WHAT IS BEING ASKED: The reply should contain all of the data below, word for word.
---- THE RECORDS
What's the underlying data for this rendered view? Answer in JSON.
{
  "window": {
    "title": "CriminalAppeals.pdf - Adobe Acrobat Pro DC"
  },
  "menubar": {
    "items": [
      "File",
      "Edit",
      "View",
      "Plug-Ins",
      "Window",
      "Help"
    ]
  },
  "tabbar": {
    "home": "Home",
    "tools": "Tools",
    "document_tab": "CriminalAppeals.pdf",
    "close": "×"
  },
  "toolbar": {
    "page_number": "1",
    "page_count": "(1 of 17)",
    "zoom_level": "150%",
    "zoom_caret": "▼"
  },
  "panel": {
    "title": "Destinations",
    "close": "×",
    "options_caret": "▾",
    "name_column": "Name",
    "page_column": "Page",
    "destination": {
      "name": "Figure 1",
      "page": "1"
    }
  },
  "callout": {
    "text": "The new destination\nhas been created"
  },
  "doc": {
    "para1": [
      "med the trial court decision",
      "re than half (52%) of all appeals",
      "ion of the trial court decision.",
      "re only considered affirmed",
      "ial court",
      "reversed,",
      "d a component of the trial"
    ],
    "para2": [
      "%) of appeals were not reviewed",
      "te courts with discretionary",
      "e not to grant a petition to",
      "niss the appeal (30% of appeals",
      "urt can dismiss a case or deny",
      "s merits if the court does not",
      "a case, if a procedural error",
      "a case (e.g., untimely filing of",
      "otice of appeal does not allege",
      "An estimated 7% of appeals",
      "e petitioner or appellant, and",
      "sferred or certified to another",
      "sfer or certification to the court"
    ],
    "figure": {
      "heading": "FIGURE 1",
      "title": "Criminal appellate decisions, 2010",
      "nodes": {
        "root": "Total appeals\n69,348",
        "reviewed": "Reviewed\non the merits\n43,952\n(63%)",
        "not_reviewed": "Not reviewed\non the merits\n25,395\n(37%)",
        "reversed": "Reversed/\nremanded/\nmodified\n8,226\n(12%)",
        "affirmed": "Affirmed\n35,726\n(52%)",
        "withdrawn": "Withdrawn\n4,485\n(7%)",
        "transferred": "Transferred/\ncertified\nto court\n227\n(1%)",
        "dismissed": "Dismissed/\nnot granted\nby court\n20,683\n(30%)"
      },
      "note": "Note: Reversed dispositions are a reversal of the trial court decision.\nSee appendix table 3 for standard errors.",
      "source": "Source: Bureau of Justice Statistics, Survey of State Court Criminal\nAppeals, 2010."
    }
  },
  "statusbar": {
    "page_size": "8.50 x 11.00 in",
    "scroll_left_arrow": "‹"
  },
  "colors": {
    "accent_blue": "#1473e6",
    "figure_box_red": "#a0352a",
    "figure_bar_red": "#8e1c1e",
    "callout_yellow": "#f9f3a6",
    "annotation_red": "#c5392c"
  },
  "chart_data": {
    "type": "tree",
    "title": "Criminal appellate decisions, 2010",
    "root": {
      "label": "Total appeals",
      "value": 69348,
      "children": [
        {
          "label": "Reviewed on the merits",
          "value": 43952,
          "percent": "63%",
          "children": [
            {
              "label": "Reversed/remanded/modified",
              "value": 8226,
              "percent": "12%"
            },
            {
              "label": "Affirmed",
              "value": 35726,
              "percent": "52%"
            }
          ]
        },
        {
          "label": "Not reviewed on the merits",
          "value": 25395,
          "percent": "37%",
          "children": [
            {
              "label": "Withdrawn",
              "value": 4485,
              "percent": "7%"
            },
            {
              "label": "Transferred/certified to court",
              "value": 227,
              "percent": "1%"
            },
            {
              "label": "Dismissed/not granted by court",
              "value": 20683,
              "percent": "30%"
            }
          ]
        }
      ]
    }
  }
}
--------
SOLUTION TO THE EXERCISE:
What's the underlying data for this rendered view? Answer in JSON.
{
  "window": {
    "title": "CriminalAppeals.pdf - Adobe Acrobat Pro DC"
  },
  "menubar": {
    "items": [
      "File",
      "Edit",
      "View",
      "Plug-Ins",
      "Window",
      "Help"
    ]
  },
  "tabbar": {
    "home": "Home",
    "tools": "Tools",
    "document_tab": "CriminalAppeals.pdf",
    "close": "×"
  },
  "toolbar": {
    "page_number": "1",
    "page_count": "(1 of 17)",
    "zoom_level": "150%",
    "zoom_caret": "▼"
  },
  "panel": {
    "title": "Destinations",
    "close": "×",
    "options_caret": "▾",
    "name_column": "Name",
    "page_column": "Page",
    "destination": {
      "name": "Figure 1",
      "page": "1"
    }
  },
  "callout": {
    "text": "The new destination\nhas been created"
  },
  "doc": {
    "para1": [
      "med the trial court decision",
      "re than half (52%) of all appeals",
      "ion of the trial court decision.",
      "re only considered affirmed",
      "ial court",
      "reversed,",
      "d a component of the trial"
    ],
    "para2": [
      "%) of appeals were not reviewed",
      "te courts with discretionary",
      "e not to grant a petition to",
      "niss the appeal (30% of appeals",
      "urt can dismiss a case or deny",
      "s merits if the court does not",
      "a case, if a procedural error",
      "a case (e.g., untimely filing of",
      "otice of appeal does not allege",
      "An estimated 7% of appeals",
      "e petitioner or appellant, and",
      "sferred or certified to another",
      "sfer or certification to the court"
    ],
    "figure": {
      "heading": "FIGURE 1",
      "title": "Criminal appellate decisions, 2010",
      "nodes": {
        "root": "Total appeals\n69,348",
        "reviewed": "Reviewed\non the merits\n43,952\n(63%)",
        "not_reviewed": "Not reviewed\non the merits\n25,395\n(37%)",
        "reversed": "Reversed/\nremanded/\nmodified\n8,226\n(12%)",
        "affirmed": "Affirmed\n35,726\n(52%)",
        "withdrawn": "Withdrawn\n4,485\n(7%)",
        "transferred": "Transferred/\ncertified\nto court\n227\n(1%)",
        "dismissed": "Dismissed/\nnot granted\nby court\n20,683\n(30%)"
      },
      "note": "Note: Reversed dispositions are a reversal of the trial court decision.\nSee appendix table 3 for standard errors.",
      "source": "Source: Bureau of Justice Statistics, Survey of State Court Criminal\nAppeals, 2010."
    }
  },
  "statusbar": {
    "page_size": "8.50 x 11.00 in",
    "scroll_left_arrow": "‹"
  },
  "colors": {
    "accent_blue": "#1473e6",
    "figure_box_red": "#a0352a",
    "figure_bar_red": "#8e1c1e",
    "callout_yellow": "#f9f3a6",
    "annotation_red": "#c5392c"
  },
  "chart_data": {
    "type": "tree",
    "title": "Criminal appellate decisions, 2010",
    "root": {
      "label": "Total appeals",
      "value": 69348,
      "children": [
        {
          "label": "Reviewed on the merits",
          "value": 43952,
          "percent": "63%",
          "children": [
            {
              "label": "Reversed/remanded/modified",
              "value": 8226,
              "percent": "12%"
            },
            {
              "label": "Affirmed",
              "value": 35726,
              "percent": "52%"
            }
          ]
        },
        {
          "label": "Not reviewed on the merits",
          "value": 25395,
          "percent": "37%",
          "children": [
            {
              "label": "Withdrawn",
              "value": 4485,
              "percent": "7%"
            },
            {
              "label": "Transferred/certified to court",
              "value": 227,
              "percent": "1%"
            },
            {
              "label": "Dismissed/not granted by court",
              "value": 20683,
              "percent": "30%"
            }
          ]
        }
      ]
    }
  }
}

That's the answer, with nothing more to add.